Two hundred and sixty roads close, 33 state highway bridges close, 13 communities are cut off from the state highway system, culverts fail or are compromised, debris is strewn everywhere, the Emergency Operation Center is flooded and has to be abandoned, and that’s just the beginning. Sounds like the setting of an apocalyptic novel with the first line, “We knew the storm was coming and we knew it was going to be trouble.” But those were the word of Brian Searles, Secretary of Vermont Agency of Transportation (VTrans), in his presentation “Tropical Storm Irene and Vermont’s Transportation System: A look back and a look forward” on November 16, 2011 in the Waterman Building.
In a state that has more unpaved roads than state roads, where local politics and weather are the topic over coffee at the quick stop, Tropical Storm Irene is not old news. Travelling up the east coast as a major hurricane, then downgraded to a tropical storm by the time it hit Vermont on August 28th, 2011, officials knew it wasn’t going to be wind that could devastate the state, it was going to be rain. Vermont was in trouble before Irene hit. The state already had seen record snow precipitation in February and record rains in April and May. With waterways adjacent to roadway washing out, debris becoming a huge part of the problem, bridges collapsing and towns completely severed from the state highway system, Searles quickly recognized that the routine organizational structure at VTrans was not going to work. VTrans implemented their emergency management plan which included three Incident Command Centers.
The results were remarkable. Planning logistics needed a strong liaison. Seven hundred people at VTrans jumped on board with an established goal of getting to the cut off communities for emergency and utility vehicles access. The media was given complete access to as much information as possible. Two hundred contractors and consultants primarily from Vermont responded without a lot of discussion about contracts, hundreds of national guard troops responded from VT, ME, IL, OH, NH, SC, WV and VA, medical assistance came from LA, ME, AR, MO, NH, ID and FL, and the Vermonter who had better fortune than their neighbor in the biggest natural disaster the state has ever seen did more than just lend a hand. “I was delighted the way people responded,” Searles said.
Much of the infrastructure has been repaired but closures still remain today. “Irene will be around for us for years.” Searles remarked.

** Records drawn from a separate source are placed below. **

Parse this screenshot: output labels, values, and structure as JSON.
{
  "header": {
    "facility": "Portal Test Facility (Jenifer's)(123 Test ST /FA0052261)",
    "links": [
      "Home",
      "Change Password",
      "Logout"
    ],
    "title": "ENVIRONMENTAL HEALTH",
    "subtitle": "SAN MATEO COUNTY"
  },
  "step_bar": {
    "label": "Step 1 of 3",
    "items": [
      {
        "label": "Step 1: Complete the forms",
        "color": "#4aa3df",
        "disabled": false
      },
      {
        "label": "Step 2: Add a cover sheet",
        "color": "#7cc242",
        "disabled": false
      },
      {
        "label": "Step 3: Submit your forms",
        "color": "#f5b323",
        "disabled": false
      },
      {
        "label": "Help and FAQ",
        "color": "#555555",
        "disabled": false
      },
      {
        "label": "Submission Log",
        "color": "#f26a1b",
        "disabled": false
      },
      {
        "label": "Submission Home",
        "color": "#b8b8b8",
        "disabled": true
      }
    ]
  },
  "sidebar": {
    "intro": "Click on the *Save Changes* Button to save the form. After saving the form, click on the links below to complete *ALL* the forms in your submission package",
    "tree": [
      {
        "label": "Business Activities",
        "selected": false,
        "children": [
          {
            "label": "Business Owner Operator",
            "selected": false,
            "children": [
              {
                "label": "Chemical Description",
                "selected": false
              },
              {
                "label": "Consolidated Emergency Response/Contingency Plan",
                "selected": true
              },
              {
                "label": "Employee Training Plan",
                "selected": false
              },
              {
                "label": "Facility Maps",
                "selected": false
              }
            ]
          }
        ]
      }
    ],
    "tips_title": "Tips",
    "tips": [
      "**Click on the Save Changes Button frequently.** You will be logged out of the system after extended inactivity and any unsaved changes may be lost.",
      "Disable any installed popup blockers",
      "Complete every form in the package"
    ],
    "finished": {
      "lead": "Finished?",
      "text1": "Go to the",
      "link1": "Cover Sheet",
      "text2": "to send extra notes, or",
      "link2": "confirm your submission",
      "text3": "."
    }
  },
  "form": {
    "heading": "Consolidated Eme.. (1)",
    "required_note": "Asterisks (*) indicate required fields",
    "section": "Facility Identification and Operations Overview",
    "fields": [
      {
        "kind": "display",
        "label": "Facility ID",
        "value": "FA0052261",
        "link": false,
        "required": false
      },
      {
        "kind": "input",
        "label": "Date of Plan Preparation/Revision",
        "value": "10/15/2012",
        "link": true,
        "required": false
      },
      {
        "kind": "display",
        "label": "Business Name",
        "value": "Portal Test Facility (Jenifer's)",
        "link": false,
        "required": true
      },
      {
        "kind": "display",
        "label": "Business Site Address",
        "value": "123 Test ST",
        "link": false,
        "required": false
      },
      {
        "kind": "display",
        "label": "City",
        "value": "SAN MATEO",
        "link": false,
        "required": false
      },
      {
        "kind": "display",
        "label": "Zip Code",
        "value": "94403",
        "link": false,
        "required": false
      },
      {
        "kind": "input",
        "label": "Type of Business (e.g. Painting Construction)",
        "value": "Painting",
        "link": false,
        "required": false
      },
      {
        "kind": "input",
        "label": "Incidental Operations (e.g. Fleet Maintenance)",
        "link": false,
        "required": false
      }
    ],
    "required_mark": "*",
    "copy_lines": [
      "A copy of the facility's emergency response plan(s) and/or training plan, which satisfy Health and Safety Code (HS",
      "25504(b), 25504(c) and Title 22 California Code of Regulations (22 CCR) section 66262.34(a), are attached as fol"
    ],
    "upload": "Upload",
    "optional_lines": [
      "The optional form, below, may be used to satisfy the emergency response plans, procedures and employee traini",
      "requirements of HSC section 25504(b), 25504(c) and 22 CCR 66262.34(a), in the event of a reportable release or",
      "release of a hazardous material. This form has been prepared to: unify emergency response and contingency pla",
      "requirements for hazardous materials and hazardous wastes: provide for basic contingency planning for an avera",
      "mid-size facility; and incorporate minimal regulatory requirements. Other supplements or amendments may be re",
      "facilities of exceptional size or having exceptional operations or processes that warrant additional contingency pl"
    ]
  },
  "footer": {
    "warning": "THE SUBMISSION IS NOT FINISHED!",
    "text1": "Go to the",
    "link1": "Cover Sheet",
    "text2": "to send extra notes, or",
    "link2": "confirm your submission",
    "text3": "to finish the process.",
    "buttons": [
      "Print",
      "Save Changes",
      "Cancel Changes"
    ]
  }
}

Bridges of concern need to be inspected, roads need to be prepared for winter travel and the environmental impact of sediment that dragged from the Connecticut River into Long Island Sound has future implications. Current estimates for repairs from the storm are at $250 million.
You can view Brian Searles presentation at the University of Vermont on Channel 17/ Town Meeting Television, on Comcast Cable and Burlington Telecom at the following times:
1 Monday November 21, 6:00 PM
2 Thursday November 24, 2:35 PM
3 Thursday November 24, 11:15 PM
4 Friday November 25, 4:15 AM
5 Friday November 25, 10:15 AM